----- Data records -----

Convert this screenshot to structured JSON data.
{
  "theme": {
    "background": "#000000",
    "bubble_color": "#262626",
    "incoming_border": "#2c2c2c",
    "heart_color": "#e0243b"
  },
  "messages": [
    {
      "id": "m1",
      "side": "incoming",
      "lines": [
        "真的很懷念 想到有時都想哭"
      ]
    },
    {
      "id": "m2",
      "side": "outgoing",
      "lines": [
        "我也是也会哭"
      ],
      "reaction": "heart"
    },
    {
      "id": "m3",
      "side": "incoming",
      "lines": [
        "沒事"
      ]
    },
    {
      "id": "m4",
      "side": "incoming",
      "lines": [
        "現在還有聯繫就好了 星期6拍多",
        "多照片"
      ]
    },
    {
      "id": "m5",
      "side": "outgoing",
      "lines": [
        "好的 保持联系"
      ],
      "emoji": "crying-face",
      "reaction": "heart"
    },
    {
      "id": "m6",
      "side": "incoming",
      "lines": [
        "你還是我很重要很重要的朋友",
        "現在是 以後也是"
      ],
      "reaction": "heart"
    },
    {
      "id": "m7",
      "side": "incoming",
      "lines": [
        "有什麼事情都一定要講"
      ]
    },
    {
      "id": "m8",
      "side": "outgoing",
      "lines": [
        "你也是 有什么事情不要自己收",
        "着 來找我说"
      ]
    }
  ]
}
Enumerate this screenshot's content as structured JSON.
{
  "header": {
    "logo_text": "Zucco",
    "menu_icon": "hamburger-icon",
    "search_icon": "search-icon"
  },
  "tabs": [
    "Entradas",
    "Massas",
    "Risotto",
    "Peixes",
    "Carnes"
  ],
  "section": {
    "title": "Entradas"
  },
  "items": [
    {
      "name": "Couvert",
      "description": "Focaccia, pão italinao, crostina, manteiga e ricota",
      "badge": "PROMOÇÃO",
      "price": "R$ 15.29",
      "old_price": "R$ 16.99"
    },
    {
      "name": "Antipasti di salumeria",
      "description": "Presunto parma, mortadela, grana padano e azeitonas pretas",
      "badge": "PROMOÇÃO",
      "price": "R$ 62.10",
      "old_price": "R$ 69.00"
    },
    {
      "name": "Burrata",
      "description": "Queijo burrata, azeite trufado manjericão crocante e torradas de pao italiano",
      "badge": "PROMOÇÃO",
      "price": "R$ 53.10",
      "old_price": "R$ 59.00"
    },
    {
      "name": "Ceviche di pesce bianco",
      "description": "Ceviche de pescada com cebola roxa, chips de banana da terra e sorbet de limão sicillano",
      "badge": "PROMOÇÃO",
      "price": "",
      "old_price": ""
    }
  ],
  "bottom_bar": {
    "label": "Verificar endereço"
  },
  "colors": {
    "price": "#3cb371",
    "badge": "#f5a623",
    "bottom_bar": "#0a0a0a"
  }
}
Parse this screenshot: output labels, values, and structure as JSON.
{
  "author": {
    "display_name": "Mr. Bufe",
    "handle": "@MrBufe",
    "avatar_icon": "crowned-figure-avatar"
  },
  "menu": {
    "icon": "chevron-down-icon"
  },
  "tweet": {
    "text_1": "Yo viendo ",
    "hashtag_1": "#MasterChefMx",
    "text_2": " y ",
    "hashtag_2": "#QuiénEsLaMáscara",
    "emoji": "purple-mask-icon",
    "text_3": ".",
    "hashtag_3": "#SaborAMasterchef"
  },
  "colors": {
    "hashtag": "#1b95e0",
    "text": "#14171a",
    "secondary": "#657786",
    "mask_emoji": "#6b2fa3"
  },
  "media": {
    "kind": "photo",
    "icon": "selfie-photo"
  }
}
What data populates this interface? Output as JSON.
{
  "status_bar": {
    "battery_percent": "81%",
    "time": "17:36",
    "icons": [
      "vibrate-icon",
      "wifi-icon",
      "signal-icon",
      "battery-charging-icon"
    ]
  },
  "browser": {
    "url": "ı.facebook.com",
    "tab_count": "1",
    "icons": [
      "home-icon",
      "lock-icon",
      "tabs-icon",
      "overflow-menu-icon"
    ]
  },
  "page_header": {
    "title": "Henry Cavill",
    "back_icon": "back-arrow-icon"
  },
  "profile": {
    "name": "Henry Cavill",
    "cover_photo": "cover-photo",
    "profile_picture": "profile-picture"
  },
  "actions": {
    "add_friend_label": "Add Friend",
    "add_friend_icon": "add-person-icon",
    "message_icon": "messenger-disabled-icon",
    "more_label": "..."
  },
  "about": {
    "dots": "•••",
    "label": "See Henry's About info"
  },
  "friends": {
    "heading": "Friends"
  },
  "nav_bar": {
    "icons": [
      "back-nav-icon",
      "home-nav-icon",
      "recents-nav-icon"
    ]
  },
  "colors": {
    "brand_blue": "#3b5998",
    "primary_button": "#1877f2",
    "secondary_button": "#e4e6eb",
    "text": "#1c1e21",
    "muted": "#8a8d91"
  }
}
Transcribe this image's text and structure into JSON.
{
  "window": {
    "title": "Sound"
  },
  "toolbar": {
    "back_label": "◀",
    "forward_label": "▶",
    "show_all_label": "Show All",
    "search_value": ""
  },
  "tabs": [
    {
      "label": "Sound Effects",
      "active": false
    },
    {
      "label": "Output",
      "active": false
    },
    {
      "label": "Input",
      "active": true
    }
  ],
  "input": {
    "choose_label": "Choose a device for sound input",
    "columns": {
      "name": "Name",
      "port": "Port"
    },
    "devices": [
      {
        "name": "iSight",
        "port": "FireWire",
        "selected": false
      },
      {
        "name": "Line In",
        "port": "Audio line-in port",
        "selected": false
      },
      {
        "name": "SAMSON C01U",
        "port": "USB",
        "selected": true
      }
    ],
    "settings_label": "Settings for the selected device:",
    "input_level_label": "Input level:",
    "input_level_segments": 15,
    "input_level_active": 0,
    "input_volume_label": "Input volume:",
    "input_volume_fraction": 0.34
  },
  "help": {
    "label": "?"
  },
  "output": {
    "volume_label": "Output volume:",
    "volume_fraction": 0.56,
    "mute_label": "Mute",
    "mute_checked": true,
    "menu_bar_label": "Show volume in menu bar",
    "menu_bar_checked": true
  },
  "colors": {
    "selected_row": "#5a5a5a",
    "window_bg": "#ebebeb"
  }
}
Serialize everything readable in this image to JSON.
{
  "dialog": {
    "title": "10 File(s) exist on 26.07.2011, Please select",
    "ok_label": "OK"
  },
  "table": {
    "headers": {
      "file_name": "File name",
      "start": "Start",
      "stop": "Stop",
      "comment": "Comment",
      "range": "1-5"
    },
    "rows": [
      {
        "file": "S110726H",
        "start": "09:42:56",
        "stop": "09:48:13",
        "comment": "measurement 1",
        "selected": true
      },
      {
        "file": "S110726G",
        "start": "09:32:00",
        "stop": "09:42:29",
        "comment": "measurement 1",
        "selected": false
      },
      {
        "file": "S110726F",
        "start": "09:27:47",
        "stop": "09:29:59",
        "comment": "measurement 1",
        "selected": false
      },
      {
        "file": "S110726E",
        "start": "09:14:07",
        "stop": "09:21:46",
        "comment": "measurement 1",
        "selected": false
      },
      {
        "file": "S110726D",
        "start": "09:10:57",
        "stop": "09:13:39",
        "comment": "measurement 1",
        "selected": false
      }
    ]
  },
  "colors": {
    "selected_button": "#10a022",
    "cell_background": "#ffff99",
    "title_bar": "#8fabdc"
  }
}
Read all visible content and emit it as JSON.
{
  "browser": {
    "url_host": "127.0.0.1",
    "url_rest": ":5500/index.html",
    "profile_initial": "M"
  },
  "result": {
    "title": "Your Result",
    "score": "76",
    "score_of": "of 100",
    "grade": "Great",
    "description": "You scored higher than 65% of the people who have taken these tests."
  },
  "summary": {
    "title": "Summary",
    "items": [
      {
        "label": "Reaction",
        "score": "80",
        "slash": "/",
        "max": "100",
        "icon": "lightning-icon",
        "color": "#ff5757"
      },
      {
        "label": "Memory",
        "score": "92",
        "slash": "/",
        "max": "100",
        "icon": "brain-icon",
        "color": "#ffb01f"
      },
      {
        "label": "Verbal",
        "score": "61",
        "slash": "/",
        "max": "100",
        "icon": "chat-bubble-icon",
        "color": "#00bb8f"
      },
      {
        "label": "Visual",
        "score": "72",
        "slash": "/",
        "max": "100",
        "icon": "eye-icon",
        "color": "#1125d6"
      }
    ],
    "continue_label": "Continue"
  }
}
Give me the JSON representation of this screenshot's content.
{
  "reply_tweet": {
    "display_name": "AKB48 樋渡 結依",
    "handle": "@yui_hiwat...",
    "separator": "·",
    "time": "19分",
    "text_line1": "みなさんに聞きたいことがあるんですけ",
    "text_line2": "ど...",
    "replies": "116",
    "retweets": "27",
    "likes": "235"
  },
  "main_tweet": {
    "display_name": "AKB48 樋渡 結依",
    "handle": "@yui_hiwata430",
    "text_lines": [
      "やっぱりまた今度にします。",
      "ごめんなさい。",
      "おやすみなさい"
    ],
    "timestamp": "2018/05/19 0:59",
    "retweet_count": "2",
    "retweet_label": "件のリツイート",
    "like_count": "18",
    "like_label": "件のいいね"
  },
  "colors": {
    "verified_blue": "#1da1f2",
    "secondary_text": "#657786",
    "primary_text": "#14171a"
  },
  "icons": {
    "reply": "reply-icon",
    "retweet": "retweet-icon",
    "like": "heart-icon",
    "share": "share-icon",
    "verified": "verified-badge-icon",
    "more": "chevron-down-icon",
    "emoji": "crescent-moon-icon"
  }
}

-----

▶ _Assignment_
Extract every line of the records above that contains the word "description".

▶ _Result_
      "description": "Focaccia, pão italinao, crostina, manteiga e ricota",
      "description": "Presunto parma, mortadela, grana padano e azeitonas pretas",
      "description": "Queijo burrata, azeite trufado manjericão crocante e torradas de pao italiano",
      "description": "Ceviche de pescada com cebola roxa, chips de banana da terra e sorbet de limão sicillano",
    "description": "You scored higher than 65% of the people who have taken these tests."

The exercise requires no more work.